I have been a working journalist going back to 1966. That’s when Gary Spurgeon found a spot for an eager high school kid on the staff of the Bloomfield Democrat, where he was editor. In the years since then, especially during 40 years with The Des Moines Register, there have been times of great exhilaration, excitement and satisfaction.

But there never has been a day quite like April 10 turned out to be.

That day, my friends at the Storm Lake Times — Editor Art Cullen, with important help from his son, Tom — won the Pulitzer Prize for editorial writing. Winning a Pulitzer Prize at a twice-a-week newspaper with 3,000 subscribers is as rare as an unassisted triple play in baseball or a full-court buzzer-beater in basketball.

The Times was honored for crusading against agricultural pollution originating in Iowa. The pollution has fouled the drinking water in Des Moines and polluted the Gulf of Mexico.

The Times was vocal in its criticism of the government secrecy that kept the public in the dark for more than a year about the growing legal problems brought on by the pollution.

During the Cullens’ exuberant celebration on April 10, Art was interviewed by journalists from coast to coast. He went out of his way to express appreciation for the role the Iowa FOI Council played in finally prying hundreds of pages of records — agreements, checks, attorneys’ invoices — out of the clenched fists of officials in the three counties sued by Des Moines Water Works.

In those interviews, Art also encouraged the public to support the efforts of the Iowa FOI Council on behalf of government transparency. His plugs led to the letters and emails that flooded in last week, most containing donations that ranged from $3 to $5,000.

The donations now total just shy of $20,000. The donors fall into three broad categories:

There are those who want to support high quality investigative reporting at a time when our president cries “fake news” as a way to demean the important work journalists do.

Others are savoring the heartwarming achievement by a small, family-owned business in rural Iowa in a contest typically dominated by the nation’s largest big-city newspapers.

And there are those who want to lend a hand to a nonprofit organization like the Iowa FOI Council. We are a hand-to-mouth organization that works on behalf of the public and journalists like the Cullens to coax and cajole government officials about their obligations under Iowa’s open meetings and open records laws.

The Iowa FOI Council has always operated on a shoe-string budget. But with Art Cullen’s encouragement to people reading about his Pulitzer Prize and his own pledge to give part of his $15,000 in prize money to the council, it looks like we will be stepping up from flimsy shoe strings to nice thick leather laces.

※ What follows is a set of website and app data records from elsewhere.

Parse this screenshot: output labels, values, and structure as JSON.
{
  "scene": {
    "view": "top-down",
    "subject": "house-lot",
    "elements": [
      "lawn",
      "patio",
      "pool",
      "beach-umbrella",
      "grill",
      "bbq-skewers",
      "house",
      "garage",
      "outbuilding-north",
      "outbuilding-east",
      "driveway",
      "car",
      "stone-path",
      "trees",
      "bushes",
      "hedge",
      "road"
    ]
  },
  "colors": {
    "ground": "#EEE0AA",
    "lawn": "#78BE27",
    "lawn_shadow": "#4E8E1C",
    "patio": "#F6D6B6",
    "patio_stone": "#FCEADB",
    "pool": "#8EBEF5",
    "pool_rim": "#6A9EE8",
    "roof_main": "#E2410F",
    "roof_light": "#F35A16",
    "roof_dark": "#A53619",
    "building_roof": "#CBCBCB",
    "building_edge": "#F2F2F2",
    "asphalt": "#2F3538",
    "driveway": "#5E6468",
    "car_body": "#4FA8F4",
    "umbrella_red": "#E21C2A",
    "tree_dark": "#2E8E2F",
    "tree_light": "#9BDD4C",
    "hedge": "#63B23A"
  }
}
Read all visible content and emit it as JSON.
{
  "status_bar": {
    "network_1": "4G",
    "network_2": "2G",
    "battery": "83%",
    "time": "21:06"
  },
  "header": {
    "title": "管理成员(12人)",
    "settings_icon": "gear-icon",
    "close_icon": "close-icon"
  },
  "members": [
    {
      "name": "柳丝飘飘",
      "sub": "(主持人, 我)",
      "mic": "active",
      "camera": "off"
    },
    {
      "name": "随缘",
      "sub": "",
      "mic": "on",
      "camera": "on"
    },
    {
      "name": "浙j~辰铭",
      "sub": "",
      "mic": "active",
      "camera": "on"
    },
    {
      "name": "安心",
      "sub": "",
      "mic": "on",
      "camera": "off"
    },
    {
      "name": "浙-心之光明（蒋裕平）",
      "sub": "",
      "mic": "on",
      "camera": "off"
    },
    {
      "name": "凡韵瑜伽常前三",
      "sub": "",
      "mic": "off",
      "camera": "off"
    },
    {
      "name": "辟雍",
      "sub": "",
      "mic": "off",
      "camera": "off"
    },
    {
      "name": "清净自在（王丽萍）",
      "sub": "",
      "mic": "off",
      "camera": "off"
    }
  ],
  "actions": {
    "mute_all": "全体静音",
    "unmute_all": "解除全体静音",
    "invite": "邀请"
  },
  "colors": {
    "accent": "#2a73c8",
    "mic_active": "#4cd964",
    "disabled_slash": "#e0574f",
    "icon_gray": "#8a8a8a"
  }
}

This is significant. Too few organizations are speaking for the public about open government in the Iowa Legislature and to various government boards, councils and committees.

As a woman in Charlottesville, Va., said in one of the notes last week, “Good journalism matters now, more than ever.”